No longer offensive
By Jason Cole, Yahoo Sports
August 1, 2006
JACKSONVILLE, Fla. – An oddly uncomfortable look comes across the face of Jacksonville Jaguars coach Jack Del Rio as he issues the following statement.
"This is the best two days we've had passing the ball in training camp since I got here," Del Rio said Sunday night on the second day of his fourth training camp steering the Jaguars.
So what's so wrong with that? As a former linebacker by trade and defensive devotee by current profession, Del Rio still doesn't look completely comfortable embracing the offense. Particularly an offense that appears loaded with the greatest coach-killing factor of all time.
Yes, everywhere you look at Jaguars camp, there is some stunning athlete. Reggie Williams, Matt Jones and Ernest Wilford are running around the perimeter at wide receiver. Then there's 6-foot-6 rookie tight end Marcedes Lewis, who looks every bit as sleek as his first name would portend.
In the backfield, there's the aging-but-talented Fred Taylor and the bullish Greg Jones. Then there's second-round pick Maurice Jones-Drew, a 5-foot-7, 208-pound ball of quickness. Jones-Drew put on a stunning show Sunday night, darting and slashing like, dare we say it …
"A little like Barry," Wilford said admiringly. Yes, Barry Sanders.
He said it, not me.
Finally, there is quarterback Byron Leftwich, who looks downright smooth. An admitted "fat boy," Leftwich took his conditioning extremely serious this offseason and came back looking more like a basketball player than a passer who more than fills the pocket.
"We might even run the option a little this year," Leftwich said with a sly smile.
The real question comes back to what Del Rio is willing to embrace. As a player, Del Rio watched another team build an offense that was a perfect complement to a stunningly quick defense.
In Dallas in the early 1990s, Del Rio was there while Jimmy Johnson assembled an offense around Troy Aikman, Emmitt Smith and Michael Irvin. Johnson, like Del Rio, was a disciple of defense, which was the key that helped Johnson lead the Cowboys to back-to-back titles (and a third two years after he left).
As a reminder of that, former Dallas assistant Dave Campo has been in Del Rio's ear about taking a more aggressive role in understanding the offense – to understand when it is the right time to strike. Based on last season's results, the answer to that is early.
Here are some critical facts to consider from 2005, when the Jaguars were 12-4 but were bounced in the first round of the playoffs 28-3 by New England.
In other words, if Del Rio and the Jaguars are going to get to where they hope to be, the offense will have to live up to the potential that is obvious to even the amateur observer. Del Rio then needs to learn to trust the modern football adage: You throw to score and run to win.
"There's some truth to that, but you have to earn that," Del Rio said.

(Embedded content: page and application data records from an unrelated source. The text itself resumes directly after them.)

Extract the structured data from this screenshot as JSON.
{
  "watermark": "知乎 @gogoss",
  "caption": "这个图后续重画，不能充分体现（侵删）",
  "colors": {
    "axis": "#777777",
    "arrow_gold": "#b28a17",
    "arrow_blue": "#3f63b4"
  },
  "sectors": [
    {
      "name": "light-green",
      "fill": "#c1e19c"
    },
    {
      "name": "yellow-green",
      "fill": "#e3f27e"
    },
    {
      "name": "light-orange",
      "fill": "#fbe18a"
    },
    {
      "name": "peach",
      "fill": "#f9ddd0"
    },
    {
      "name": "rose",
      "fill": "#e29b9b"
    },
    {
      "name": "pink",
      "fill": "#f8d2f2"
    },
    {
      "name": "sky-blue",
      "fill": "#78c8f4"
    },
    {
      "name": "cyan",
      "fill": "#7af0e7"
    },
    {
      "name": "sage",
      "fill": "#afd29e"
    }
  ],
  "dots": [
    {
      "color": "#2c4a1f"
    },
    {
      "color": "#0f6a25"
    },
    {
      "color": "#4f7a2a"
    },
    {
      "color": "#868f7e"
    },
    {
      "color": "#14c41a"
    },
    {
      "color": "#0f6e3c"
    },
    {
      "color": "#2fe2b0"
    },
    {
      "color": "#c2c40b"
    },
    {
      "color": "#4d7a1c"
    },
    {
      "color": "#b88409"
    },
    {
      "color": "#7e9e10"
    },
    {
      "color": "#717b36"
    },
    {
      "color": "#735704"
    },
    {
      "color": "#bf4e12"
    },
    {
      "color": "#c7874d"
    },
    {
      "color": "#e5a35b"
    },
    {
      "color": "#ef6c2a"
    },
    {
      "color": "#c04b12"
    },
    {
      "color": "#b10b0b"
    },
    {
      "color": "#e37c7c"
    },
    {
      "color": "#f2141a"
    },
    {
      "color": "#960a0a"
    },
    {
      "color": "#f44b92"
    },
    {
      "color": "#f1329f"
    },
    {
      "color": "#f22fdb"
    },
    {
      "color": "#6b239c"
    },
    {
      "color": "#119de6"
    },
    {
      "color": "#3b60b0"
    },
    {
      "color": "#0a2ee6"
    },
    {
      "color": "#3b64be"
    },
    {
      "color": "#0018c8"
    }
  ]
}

Or you have to trust it. In Del Rio's case, he has an established history on defense. In his seven years as a head coach or assistant, the defenses he has overseen or worked with have finished in the top seven of fewest points allowed six times. They have finished among the top six in fewest yards allowed six of seven times as well.
But on Sunday and Monday, Del Rio spent much of his time watching the offense. He stayed out of the way of offensive coordinator Carl Smith, but he observed and studied.
There were some spectacular moments, such as a diving catch on a deep pass by Jones, a frighteningly gifted athlete. There was a smooth curl pattern run by Williams against a zone coverage. Wilford made catch after catch. Lewis was open at will. Then there was Jones-Drew, the kind of talent coaches stay up late drawing plays for.
At the same time, there were moments that looked questionable. Such as the time Jones didn't adjust well on a pass to the wrong side of his body and flailed at the ball with one arm. Or there was the 40-yard pass that Williams dropped in traffic on a pretty throw from Leftwich.
"That's one I have to go get," Williams said.
Jaguars vice president James Harris put it another way. "That's the money catch," he said.
Still, even without retired veteran wide receiver Jimmy Smith, the team's all-time leader in receptions, the Jaguars look scary if just a couple of those young guys can come through with a good performance.
In fact, Smith's absence could be just the thing to motivate some of those guys.
"We all know there are 70 catches that Jimmy got last year that are there for guys to get if they want them," Jones said. "I don't think any one guy has to get them. You're talking about replacing a Hall of Famer in Jimmy and we're all still working on it. But there's opportunity and we all realize it."
Updated on Wednesday, Aug 2, 2006 2:56 am, EDT